But Henry Ford’s mass-produced Model T debuted in 1908 and that, along with the invention of the electric starter for automobiles, quickly helped put an end to the early growth of electric vehicles.
But in the early 1990s, the electric car began experiencing a resurgence.
A 1990 California law said that by 1998, 2% of the vehicles that large manufacturers produced for sale in California had to be zero-emissions vehicles. And the percentage would increase to 10% by 2003.
The problem was that the electric cars that automakers created in the wake of this new law were expensive to produce. And even the most popular ones, like GM’s EV1, only had a range of about 100 miles , which was far below the average range of gas-powered vehicles.
To make matters worse for electric cars, gas prices were very low in the mid-1990s. The average price for a gallon of regular unleaded gas in California at the end of 1996, was less than a $1.20 per gallon.
Those low gas prices — combined with a strong U.S. economy — meant that American drivers were looking to buy larger vehicles without much concern for gas mileage.

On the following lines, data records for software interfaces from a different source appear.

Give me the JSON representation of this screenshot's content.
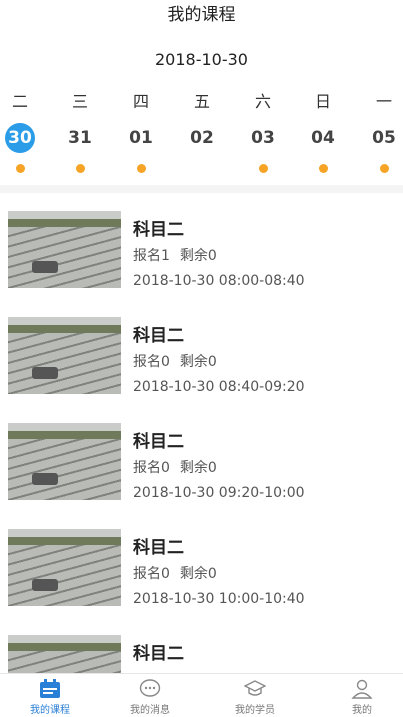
{
  "header": {
    "title": "我的课程"
  },
  "calendar": {
    "current_date": "2018-10-30",
    "weekdays": [
      "二",
      "三",
      "四",
      "五",
      "六",
      "日",
      "一"
    ],
    "days": [
      {
        "num": "30",
        "selected": true,
        "dot": true
      },
      {
        "num": "31",
        "selected": false,
        "dot": true
      },
      {
        "num": "01",
        "selected": false,
        "dot": true
      },
      {
        "num": "02",
        "selected": false,
        "dot": false
      },
      {
        "num": "03",
        "selected": false,
        "dot": true
      },
      {
        "num": "04",
        "selected": false,
        "dot": true
      },
      {
        "num": "05",
        "selected": false,
        "dot": true
      }
    ],
    "accent": "#2a9ce8",
    "dot_color": "#f7a325"
  },
  "courses": [
    {
      "name": "科目二",
      "enroll": "报名1",
      "remain": "剩余0",
      "time": "2018-10-30 08:00-08:40"
    },
    {
      "name": "科目二",
      "enroll": "报名0",
      "remain": "剩余0",
      "time": "2018-10-30 08:40-09:20"
    },
    {
      "name": "科目二",
      "enroll": "报名0",
      "remain": "剩余0",
      "time": "2018-10-30 09:20-10:00"
    },
    {
      "name": "科目二",
      "enroll": "报名0",
      "remain": "剩余0",
      "time": "2018-10-30 10:00-10:40"
    },
    {
      "name": "科目二",
      "enroll": "",
      "remain": "",
      "time": ""
    }
  ],
  "tabbar": {
    "tabs": [
      {
        "label": "我的课程",
        "icon": "calendar-icon",
        "active": true
      },
      {
        "label": "我的消息",
        "icon": "chat-icon",
        "active": false
      },
      {
        "label": "我的学员",
        "icon": "graduation-cap-icon",
        "active": false
      },
      {
        "label": "我的",
        "icon": "person-icon",
        "active": false
      }
    ],
    "active_color": "#2a7fd6"
  }
}
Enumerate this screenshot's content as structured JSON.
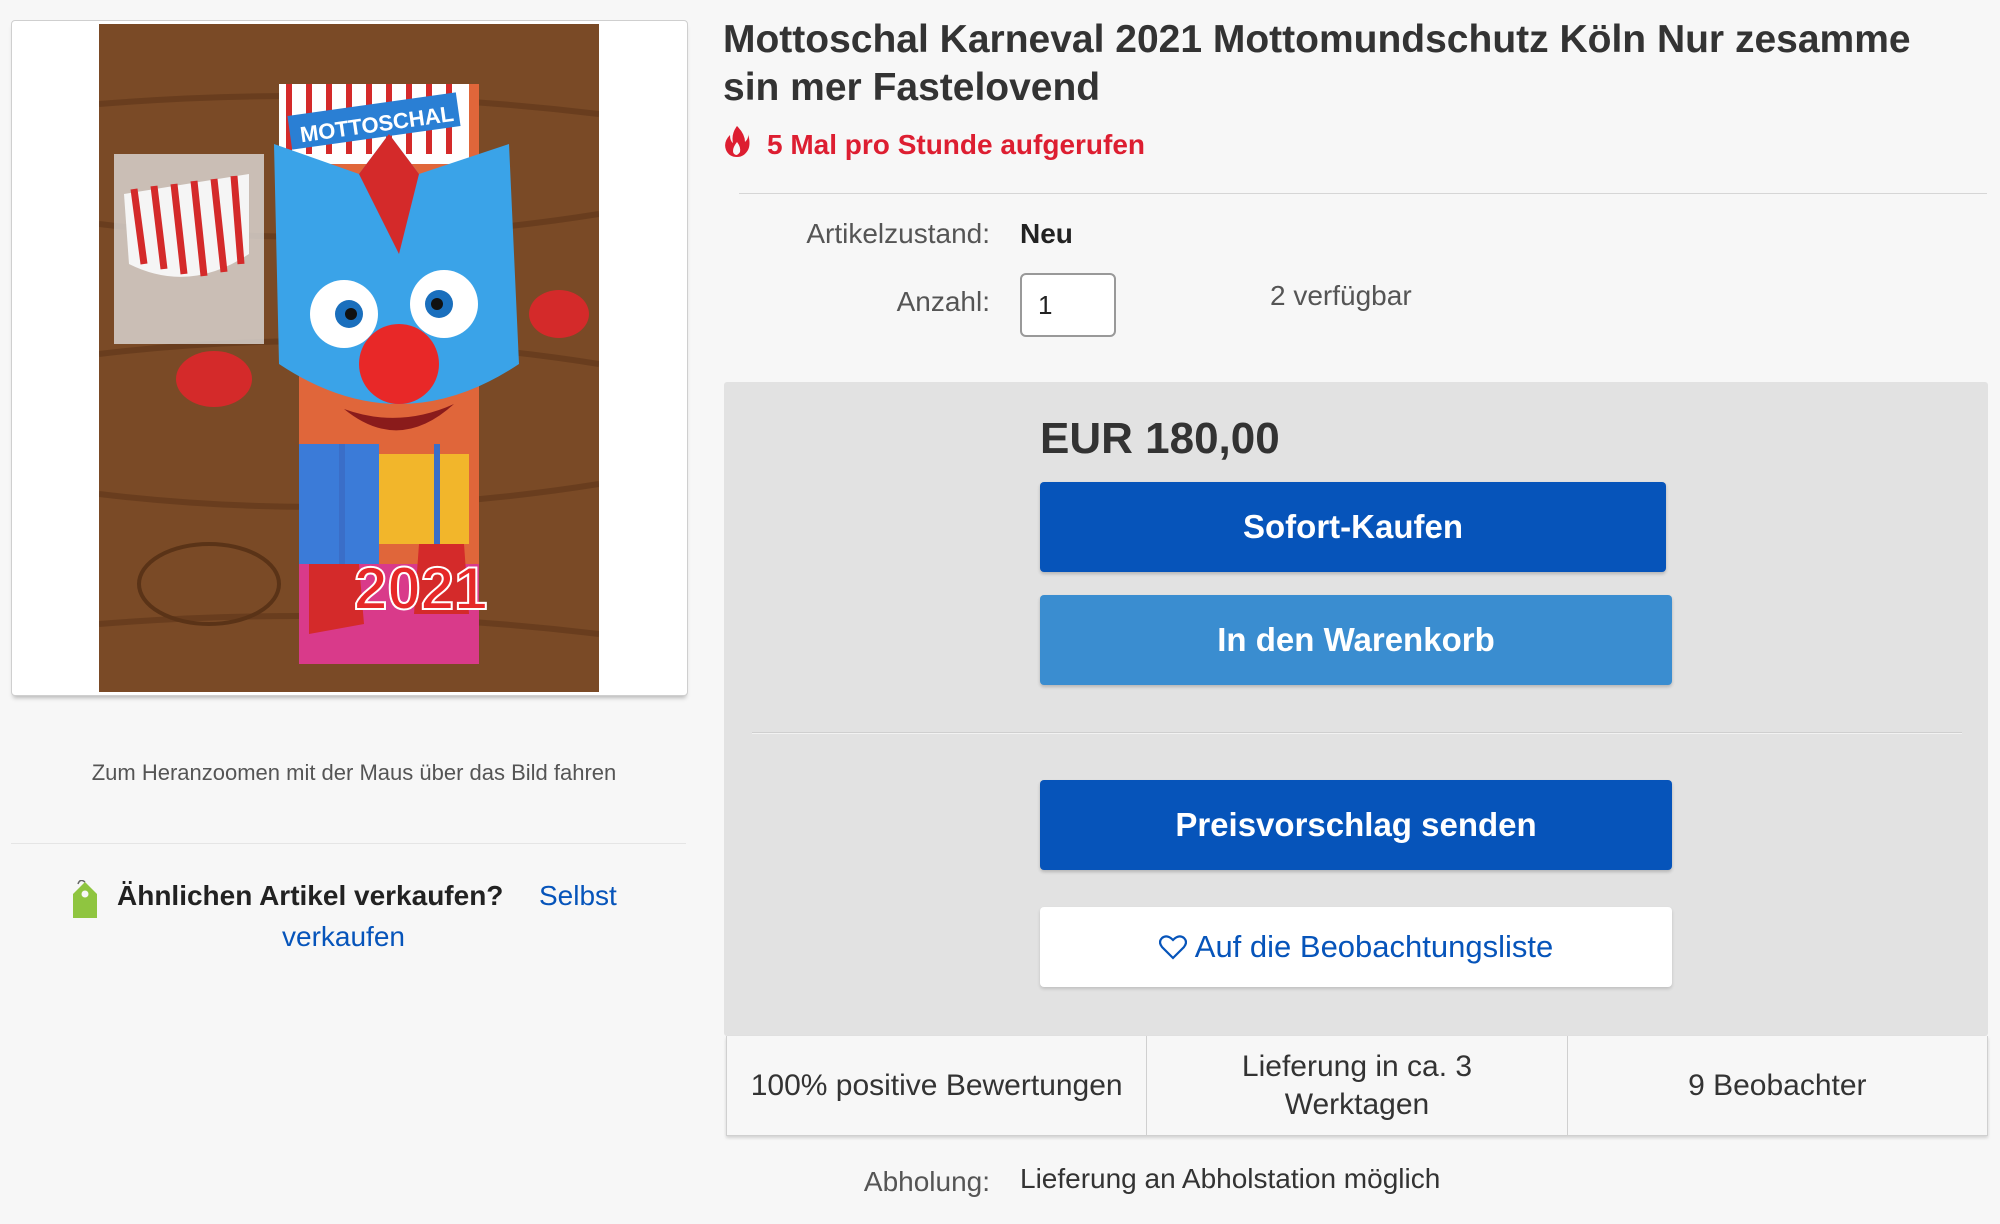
{
  "gallery": {
    "zoom_hint": "Zum Heranzoomen mit der Maus über das Bild fahren",
    "sell_question": "Ähnlichen Artikel verkaufen?",
    "sell_link_part1": "Selbst",
    "sell_link_part2": "verkaufen",
    "photo_text_top": "MOTTOSCHAL",
    "photo_text_year": "2021"
  },
  "item": {
    "title": "Mottoschal Karneval 2021 Mottomundschutz Köln Nur zesamme sin mer Fastelovend",
    "views": "5 Mal pro Stunde aufgerufen",
    "condition_label": "Artikelzustand:",
    "condition_value": "Neu",
    "quantity_label": "Anzahl:",
    "quantity_value": "1",
    "available": "2 verfügbar",
    "pickup_label": "Abholung:",
    "pickup_value": "Lieferung an Abholstation möglich"
  },
  "buybox": {
    "price": "EUR 180,00",
    "buy_now": "Sofort-Kaufen",
    "add_to_cart": "In den Warenkorb",
    "make_offer": "Preisvorschlag senden",
    "watch": "Auf die Beobachtungsliste"
  },
  "stats": {
    "feedback": "100% positive Bewertungen",
    "delivery": "Lieferung in ca. 3 Werktagen",
    "watchers": "9 Beobachter"
  },
  "colors": {
    "primary_button": "#0654ba",
    "secondary_button": "#3a8dd0",
    "views_red": "#dd1e31",
    "link_blue": "#0654ba"
  },
  "icons": [
    "fire-icon",
    "heart-icon",
    "price-tag-icon"
  ]
}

Additionally, many of the strict requirements first introduced by California were challenged in court, and eventually watered-down.
But the electric car came back with a vengeance in 2006 when Tesla did something that all other automakers had failed to do. It made the electric car cool.
The company’s first vehicle, the all-electric Roadster had a range of 245 miles, which matched the lower end range for gas-powered engines. Oh, and it went from 0-60 mph in just 3.7 seconds.
In this video, the Motley Fool team takes a look at the investment case for Tesla: